* _Task requirements_
The data beneath this task has to be reprinted character for character.

(Component data from apps and pages)
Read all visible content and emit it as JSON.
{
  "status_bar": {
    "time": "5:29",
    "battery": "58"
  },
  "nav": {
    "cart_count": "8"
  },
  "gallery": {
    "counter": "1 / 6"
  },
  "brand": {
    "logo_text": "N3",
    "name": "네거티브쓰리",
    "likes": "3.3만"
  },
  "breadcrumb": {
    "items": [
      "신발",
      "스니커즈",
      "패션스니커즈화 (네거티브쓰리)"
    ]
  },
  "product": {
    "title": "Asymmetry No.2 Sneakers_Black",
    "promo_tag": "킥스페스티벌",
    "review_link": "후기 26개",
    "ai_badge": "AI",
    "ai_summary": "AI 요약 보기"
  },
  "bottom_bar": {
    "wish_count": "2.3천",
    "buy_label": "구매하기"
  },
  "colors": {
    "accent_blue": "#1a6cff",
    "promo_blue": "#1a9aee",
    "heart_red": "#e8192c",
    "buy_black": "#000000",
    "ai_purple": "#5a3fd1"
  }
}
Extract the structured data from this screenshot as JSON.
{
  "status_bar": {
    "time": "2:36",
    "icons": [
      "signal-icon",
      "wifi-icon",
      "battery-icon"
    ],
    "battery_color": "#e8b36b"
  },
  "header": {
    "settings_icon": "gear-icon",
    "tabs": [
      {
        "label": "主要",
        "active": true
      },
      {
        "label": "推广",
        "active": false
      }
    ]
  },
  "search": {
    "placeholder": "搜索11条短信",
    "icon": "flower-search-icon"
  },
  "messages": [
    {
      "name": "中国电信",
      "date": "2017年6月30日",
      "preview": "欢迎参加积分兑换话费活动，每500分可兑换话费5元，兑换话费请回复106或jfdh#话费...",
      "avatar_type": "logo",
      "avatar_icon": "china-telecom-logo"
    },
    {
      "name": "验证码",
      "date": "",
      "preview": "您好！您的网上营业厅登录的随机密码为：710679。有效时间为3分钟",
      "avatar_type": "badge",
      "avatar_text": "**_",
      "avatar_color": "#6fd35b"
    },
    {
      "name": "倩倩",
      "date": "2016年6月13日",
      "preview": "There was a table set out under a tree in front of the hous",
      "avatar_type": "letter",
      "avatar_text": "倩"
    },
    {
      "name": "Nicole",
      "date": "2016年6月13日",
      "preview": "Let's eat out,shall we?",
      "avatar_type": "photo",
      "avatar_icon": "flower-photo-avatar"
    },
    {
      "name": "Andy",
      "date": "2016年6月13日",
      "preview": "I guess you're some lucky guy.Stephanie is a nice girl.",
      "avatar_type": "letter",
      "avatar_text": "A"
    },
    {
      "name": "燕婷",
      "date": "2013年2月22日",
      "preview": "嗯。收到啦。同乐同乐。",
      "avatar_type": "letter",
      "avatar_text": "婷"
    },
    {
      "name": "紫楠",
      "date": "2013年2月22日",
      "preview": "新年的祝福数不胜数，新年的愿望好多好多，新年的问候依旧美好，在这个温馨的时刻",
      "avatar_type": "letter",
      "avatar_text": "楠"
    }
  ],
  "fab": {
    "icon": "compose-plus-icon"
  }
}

* _Response for this exercise_
Read all visible content and emit it as JSON.
{
  "status_bar": {
    "time": "5:29",
    "battery": "58"
  },
  "nav": {
    "cart_count": "8"
  },
  "gallery": {
    "counter": "1 / 6"
  },
  "brand": {
    "logo_text": "N3",
    "name": "네거티브쓰리",
    "likes": "3.3만"
  },
  "breadcrumb": {
    "items": [
      "신발",
      "스니커즈",
      "패션스니커즈화 (네거티브쓰리)"
    ]
  },
  "product": {
    "title": "Asymmetry No.2 Sneakers_Black",
    "promo_tag": "킥스페스티벌",
    "review_link": "후기 26개",
    "ai_badge": "AI",
    "ai_summary": "AI 요약 보기"
  },
  "bottom_bar": {
    "wish_count": "2.3천",
    "buy_label": "구매하기"
  },
  "colors": {
    "accent_blue": "#1a6cff",
    "promo_blue": "#1a9aee",
    "heart_red": "#e8192c",
    "buy_black": "#000000",
    "ai_purple": "#5a3fd1"
  }
}
Extract the structured data from this screenshot as JSON.
{
  "status_bar": {
    "time": "2:36",
    "icons": [
      "signal-icon",
      "wifi-icon",
      "battery-icon"
    ],
    "battery_color": "#e8b36b"
  },
  "header": {
    "settings_icon": "gear-icon",
    "tabs": [
      {
        "label": "主要",
        "active": true
      },
      {
        "label": "推广",
        "active": false
      }
    ]
  },
  "search": {
    "placeholder": "搜索11条短信",
    "icon": "flower-search-icon"
  },
  "messages": [
    {
      "name": "中国电信",
      "date": "2017年6月30日",
      "preview": "欢迎参加积分兑换话费活动，每500分可兑换话费5元，兑换话费请回复106或jfdh#话费...",
      "avatar_type": "logo",
      "avatar_icon": "china-telecom-logo"
    },
    {
      "name": "验证码",
      "date": "",
      "preview": "您好！您的网上营业厅登录的随机密码为：710679。有效时间为3分钟",
      "avatar_type": "badge",
      "avatar_text": "**_",
      "avatar_color": "#6fd35b"
    },
    {
      "name": "倩倩",
      "date": "2016年6月13日",
      "preview": "There was a table set out under a tree in front of the hous",
      "avatar_type": "letter",
      "avatar_text": "倩"
    },
    {
      "name": "Nicole",
      "date": "2016年6月13日",
      "preview": "Let's eat out,shall we?",
      "avatar_type": "photo",
      "avatar_icon": "flower-photo-avatar"
    },
    {
      "name": "Andy",
      "date": "2016年6月13日",
      "preview": "I guess you're some lucky guy.Stephanie is a nice girl.",
      "avatar_type": "letter",
      "avatar_text": "A"
    },
    {
      "name": "燕婷",
      "date": "2013年2月22日",
      "preview": "嗯。收到啦。同乐同乐。",
      "avatar_type": "letter",
      "avatar_text": "婷"
    },
    {
      "name": "紫楠",
      "date": "2013年2月22日",
      "preview": "新年的祝福数不胜数，新年的愿望好多好多，新年的问候依旧美好，在这个温馨的时刻",
      "avatar_type": "letter",
      "avatar_text": "楠"
    }
  ],
  "fab": {
    "icon": "compose-plus-icon"
  }
}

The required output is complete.